PROVIDED MATERIAL:

----

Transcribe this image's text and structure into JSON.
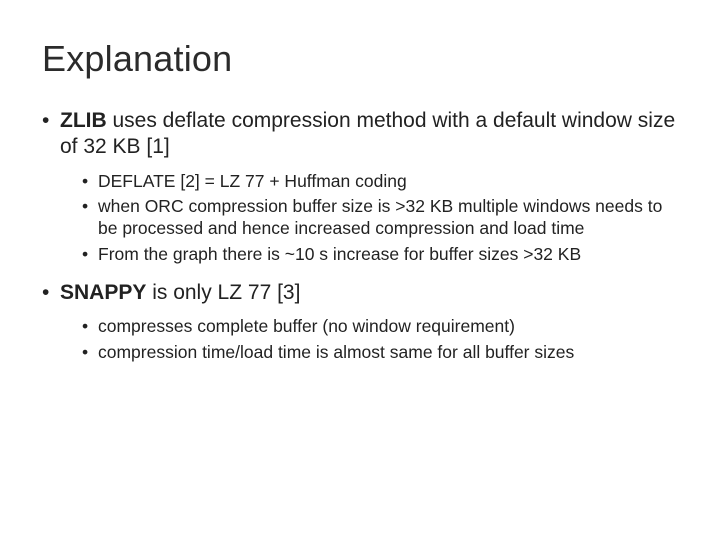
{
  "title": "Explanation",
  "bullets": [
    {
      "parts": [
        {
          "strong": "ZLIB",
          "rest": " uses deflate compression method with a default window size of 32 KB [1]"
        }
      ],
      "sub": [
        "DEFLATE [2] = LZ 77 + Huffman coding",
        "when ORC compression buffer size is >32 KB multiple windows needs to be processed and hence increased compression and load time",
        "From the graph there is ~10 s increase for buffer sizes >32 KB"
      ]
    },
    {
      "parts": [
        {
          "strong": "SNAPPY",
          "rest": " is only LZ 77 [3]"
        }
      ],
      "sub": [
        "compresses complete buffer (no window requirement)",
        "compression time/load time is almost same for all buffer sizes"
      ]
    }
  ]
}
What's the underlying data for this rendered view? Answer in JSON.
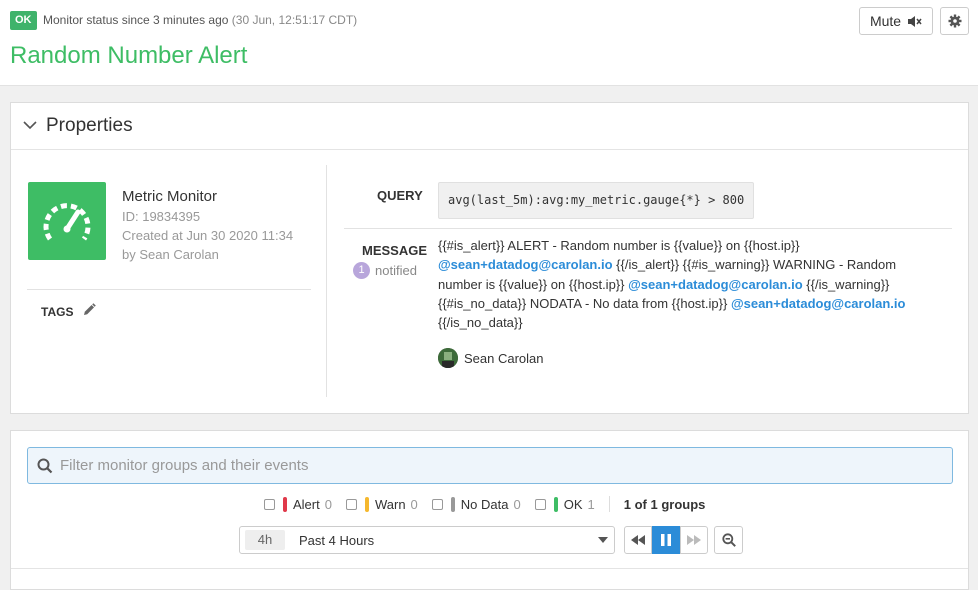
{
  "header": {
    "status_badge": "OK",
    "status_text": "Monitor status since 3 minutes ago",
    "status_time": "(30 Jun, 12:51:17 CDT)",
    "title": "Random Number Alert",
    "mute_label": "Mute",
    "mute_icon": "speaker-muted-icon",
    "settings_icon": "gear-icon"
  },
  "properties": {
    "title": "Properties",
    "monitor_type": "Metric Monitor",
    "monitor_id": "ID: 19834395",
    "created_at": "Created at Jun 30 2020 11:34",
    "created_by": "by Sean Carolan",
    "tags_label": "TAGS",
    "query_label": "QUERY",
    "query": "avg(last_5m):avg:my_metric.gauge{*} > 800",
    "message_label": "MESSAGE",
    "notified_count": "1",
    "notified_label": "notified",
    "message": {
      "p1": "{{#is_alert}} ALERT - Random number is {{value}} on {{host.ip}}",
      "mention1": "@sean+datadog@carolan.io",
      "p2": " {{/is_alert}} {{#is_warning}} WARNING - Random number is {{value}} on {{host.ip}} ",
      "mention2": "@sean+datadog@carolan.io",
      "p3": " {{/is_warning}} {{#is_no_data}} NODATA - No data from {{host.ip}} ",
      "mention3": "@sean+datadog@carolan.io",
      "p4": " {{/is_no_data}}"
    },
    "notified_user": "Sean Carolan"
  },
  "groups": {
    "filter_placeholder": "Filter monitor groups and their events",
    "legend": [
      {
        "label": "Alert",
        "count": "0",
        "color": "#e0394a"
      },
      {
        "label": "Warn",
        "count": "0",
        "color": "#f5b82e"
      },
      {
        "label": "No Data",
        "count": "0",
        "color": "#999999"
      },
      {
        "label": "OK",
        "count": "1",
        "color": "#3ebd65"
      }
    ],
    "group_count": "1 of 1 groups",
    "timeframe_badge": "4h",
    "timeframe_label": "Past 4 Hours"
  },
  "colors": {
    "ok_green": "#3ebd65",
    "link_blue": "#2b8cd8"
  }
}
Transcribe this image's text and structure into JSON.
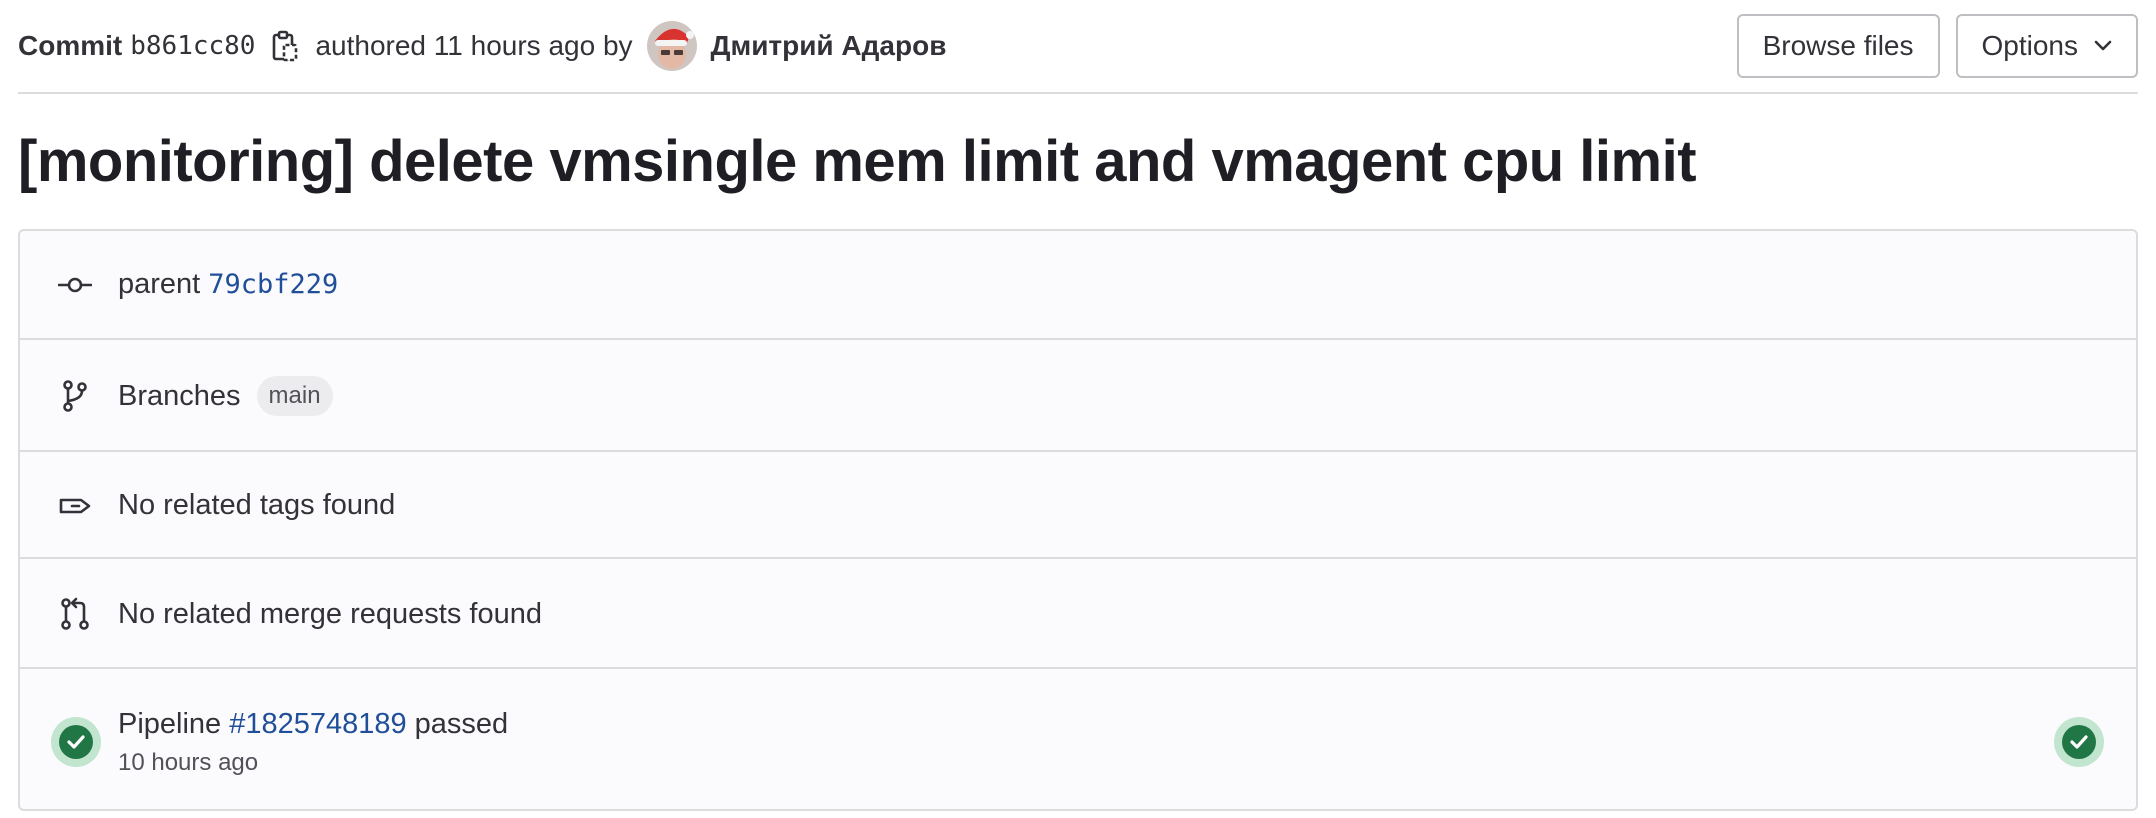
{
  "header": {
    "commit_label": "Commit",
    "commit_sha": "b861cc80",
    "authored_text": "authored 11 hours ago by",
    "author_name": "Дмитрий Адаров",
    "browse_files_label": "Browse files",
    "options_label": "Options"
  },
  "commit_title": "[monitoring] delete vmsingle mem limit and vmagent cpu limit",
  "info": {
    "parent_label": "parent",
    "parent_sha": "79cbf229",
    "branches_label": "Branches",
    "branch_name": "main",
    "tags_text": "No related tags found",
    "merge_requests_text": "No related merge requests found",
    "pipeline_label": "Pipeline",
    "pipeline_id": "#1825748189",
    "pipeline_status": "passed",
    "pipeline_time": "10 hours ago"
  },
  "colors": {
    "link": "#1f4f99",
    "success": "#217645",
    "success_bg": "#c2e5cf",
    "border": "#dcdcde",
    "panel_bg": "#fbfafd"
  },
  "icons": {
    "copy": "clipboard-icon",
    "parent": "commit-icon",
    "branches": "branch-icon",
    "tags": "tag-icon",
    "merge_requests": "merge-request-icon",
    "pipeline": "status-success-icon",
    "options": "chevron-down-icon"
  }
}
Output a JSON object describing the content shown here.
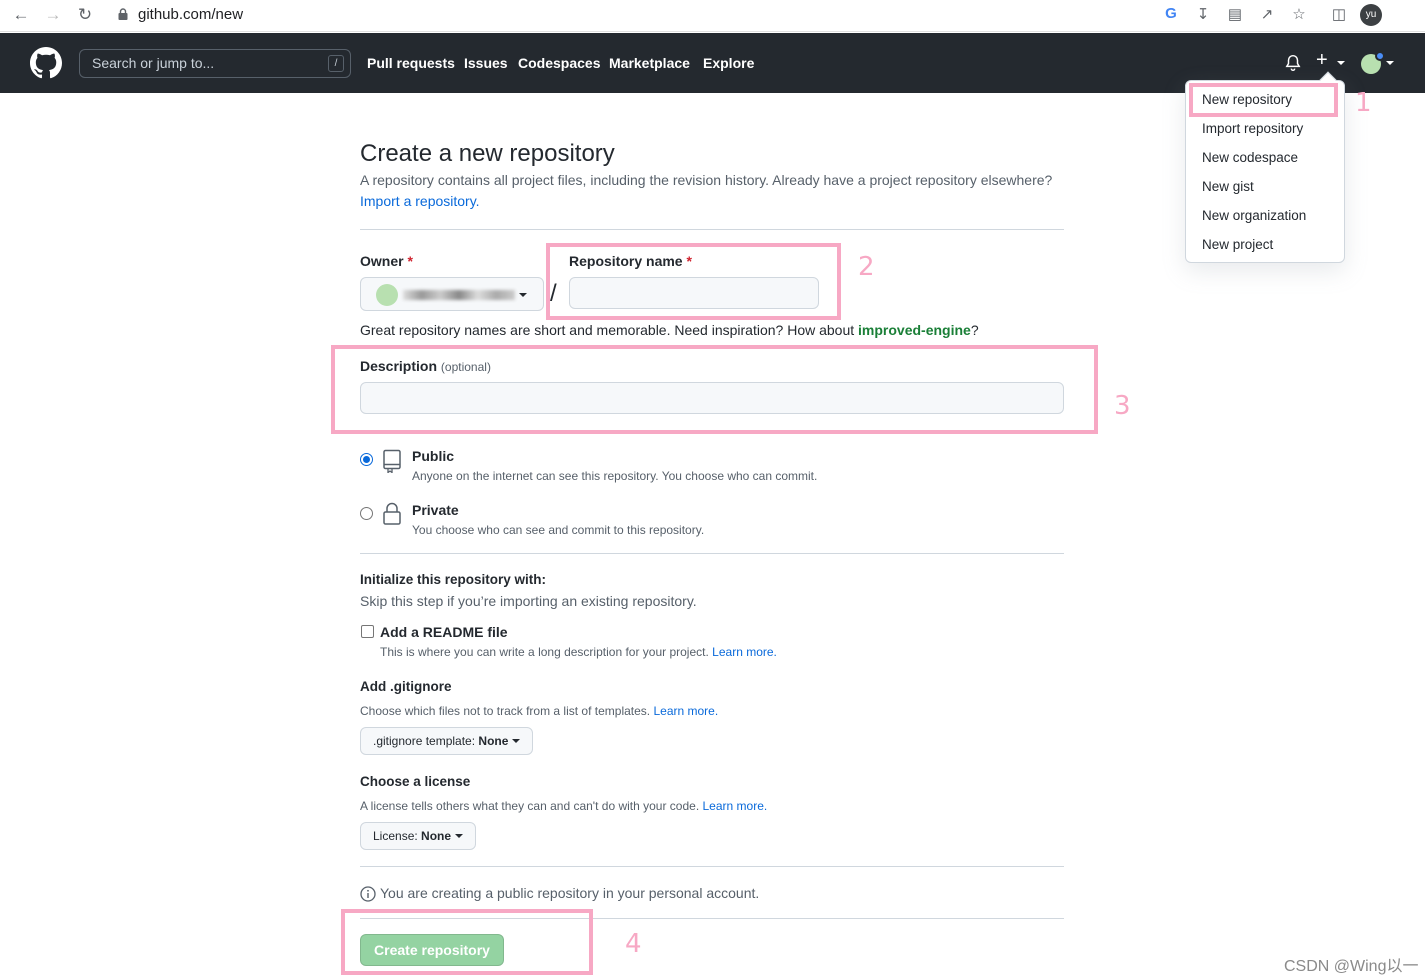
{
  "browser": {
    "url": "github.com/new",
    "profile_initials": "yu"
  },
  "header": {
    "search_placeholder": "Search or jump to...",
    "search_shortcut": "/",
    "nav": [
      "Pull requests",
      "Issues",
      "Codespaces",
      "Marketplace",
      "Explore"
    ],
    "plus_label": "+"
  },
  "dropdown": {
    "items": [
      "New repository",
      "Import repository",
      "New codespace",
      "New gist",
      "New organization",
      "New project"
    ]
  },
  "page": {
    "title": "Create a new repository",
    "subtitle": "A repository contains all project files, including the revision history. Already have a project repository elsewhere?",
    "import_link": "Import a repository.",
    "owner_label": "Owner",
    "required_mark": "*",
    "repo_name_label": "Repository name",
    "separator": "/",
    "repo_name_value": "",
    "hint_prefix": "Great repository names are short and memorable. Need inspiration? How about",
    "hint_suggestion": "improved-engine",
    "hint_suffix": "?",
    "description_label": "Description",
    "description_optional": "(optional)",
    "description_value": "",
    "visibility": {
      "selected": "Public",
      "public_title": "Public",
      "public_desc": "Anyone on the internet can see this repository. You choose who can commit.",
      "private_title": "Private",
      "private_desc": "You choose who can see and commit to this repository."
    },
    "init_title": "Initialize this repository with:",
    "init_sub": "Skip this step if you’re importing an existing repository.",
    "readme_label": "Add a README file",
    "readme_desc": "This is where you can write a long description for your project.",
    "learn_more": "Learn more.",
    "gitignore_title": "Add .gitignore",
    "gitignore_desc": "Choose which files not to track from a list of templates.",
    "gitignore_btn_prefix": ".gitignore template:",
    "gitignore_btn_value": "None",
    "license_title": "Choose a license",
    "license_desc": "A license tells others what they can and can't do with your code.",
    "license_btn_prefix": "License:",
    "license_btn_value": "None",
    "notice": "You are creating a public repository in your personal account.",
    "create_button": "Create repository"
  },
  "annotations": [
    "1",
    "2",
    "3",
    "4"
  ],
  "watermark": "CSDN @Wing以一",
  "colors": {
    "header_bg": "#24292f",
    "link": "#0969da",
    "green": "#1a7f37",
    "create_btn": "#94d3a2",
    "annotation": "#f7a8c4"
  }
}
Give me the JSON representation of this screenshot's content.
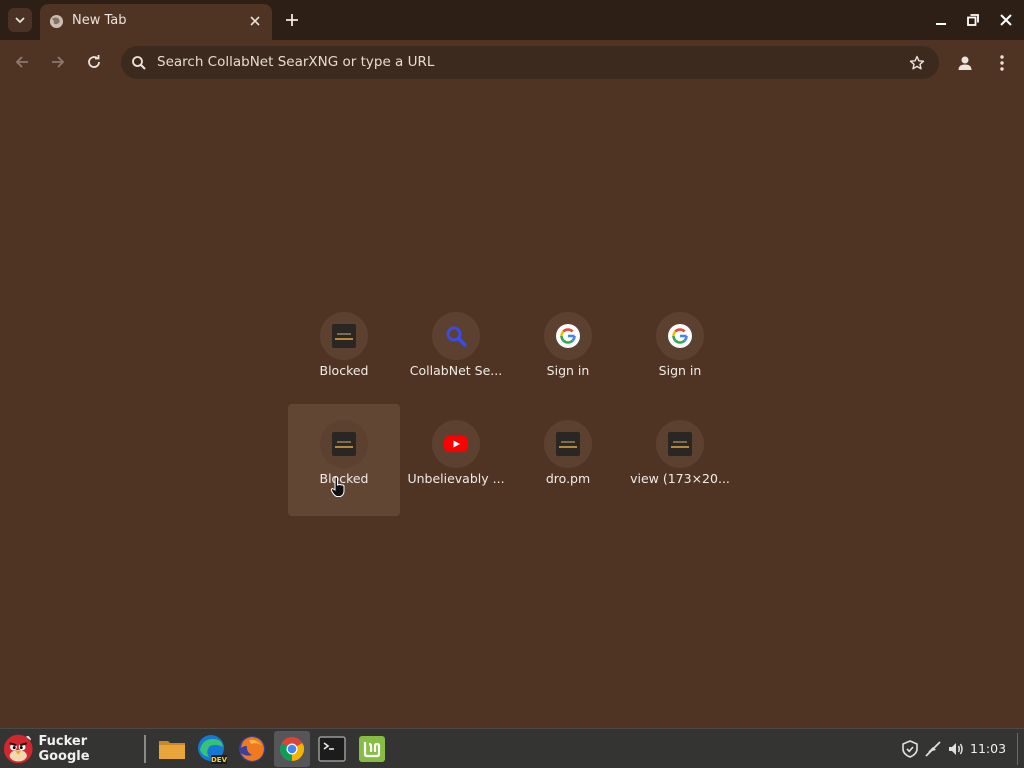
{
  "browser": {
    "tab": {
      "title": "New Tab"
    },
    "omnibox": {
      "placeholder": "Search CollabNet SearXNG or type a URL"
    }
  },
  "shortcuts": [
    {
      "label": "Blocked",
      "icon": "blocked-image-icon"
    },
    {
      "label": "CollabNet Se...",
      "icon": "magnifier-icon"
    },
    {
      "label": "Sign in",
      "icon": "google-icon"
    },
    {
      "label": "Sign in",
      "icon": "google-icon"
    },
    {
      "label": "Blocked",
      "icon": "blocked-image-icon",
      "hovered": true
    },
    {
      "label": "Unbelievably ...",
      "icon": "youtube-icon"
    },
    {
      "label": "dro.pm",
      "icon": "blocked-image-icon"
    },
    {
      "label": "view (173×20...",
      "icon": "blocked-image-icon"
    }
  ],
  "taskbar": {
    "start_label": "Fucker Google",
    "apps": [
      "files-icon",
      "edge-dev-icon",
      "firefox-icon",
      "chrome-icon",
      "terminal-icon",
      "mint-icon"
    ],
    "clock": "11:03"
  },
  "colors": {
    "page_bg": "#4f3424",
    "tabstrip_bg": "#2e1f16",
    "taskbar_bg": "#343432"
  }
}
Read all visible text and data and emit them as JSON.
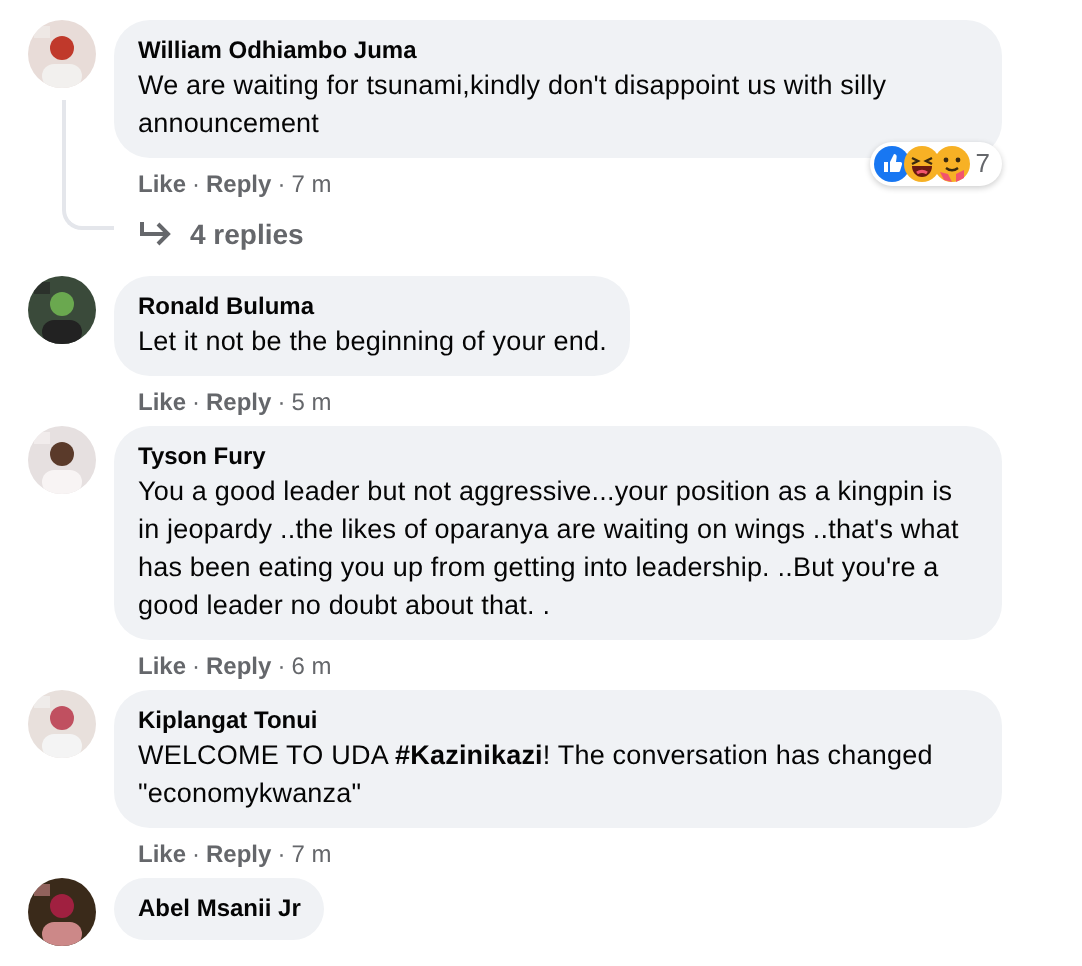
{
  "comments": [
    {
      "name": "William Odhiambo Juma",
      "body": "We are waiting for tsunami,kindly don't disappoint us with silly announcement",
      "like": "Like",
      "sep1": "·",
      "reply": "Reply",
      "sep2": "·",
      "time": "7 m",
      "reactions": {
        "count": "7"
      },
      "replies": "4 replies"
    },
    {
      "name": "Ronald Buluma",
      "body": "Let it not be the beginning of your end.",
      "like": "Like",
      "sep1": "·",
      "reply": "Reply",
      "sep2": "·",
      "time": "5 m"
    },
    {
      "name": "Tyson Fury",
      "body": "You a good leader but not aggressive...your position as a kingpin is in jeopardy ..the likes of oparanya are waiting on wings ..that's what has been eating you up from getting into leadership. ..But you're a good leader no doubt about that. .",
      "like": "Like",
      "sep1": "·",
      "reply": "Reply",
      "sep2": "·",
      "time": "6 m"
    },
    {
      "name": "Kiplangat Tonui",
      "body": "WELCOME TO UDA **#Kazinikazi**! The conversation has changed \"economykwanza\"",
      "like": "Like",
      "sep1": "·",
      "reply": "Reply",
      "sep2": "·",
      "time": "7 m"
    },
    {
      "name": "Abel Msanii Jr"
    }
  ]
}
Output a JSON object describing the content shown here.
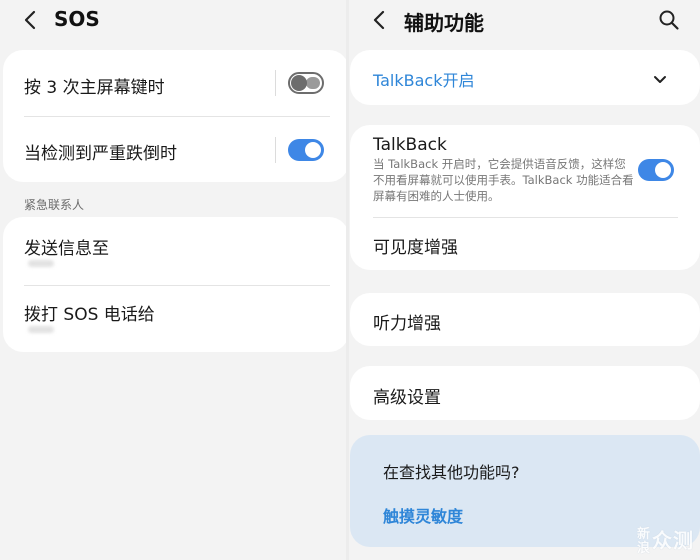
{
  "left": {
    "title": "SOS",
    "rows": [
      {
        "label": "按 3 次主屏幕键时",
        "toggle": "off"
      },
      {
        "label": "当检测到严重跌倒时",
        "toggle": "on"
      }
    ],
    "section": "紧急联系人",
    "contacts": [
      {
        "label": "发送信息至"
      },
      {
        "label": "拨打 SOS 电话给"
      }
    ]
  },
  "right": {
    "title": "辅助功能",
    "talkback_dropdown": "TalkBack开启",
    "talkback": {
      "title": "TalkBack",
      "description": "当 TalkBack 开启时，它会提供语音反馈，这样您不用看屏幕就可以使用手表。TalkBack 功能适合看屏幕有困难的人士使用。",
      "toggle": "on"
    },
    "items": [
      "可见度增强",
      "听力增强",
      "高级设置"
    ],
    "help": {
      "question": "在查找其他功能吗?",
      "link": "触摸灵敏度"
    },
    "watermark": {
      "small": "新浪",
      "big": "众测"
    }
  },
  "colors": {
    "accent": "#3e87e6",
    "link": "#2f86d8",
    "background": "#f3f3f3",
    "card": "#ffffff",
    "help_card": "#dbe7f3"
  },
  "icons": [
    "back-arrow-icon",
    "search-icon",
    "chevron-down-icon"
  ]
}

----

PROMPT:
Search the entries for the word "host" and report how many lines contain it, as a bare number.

REPLY:
3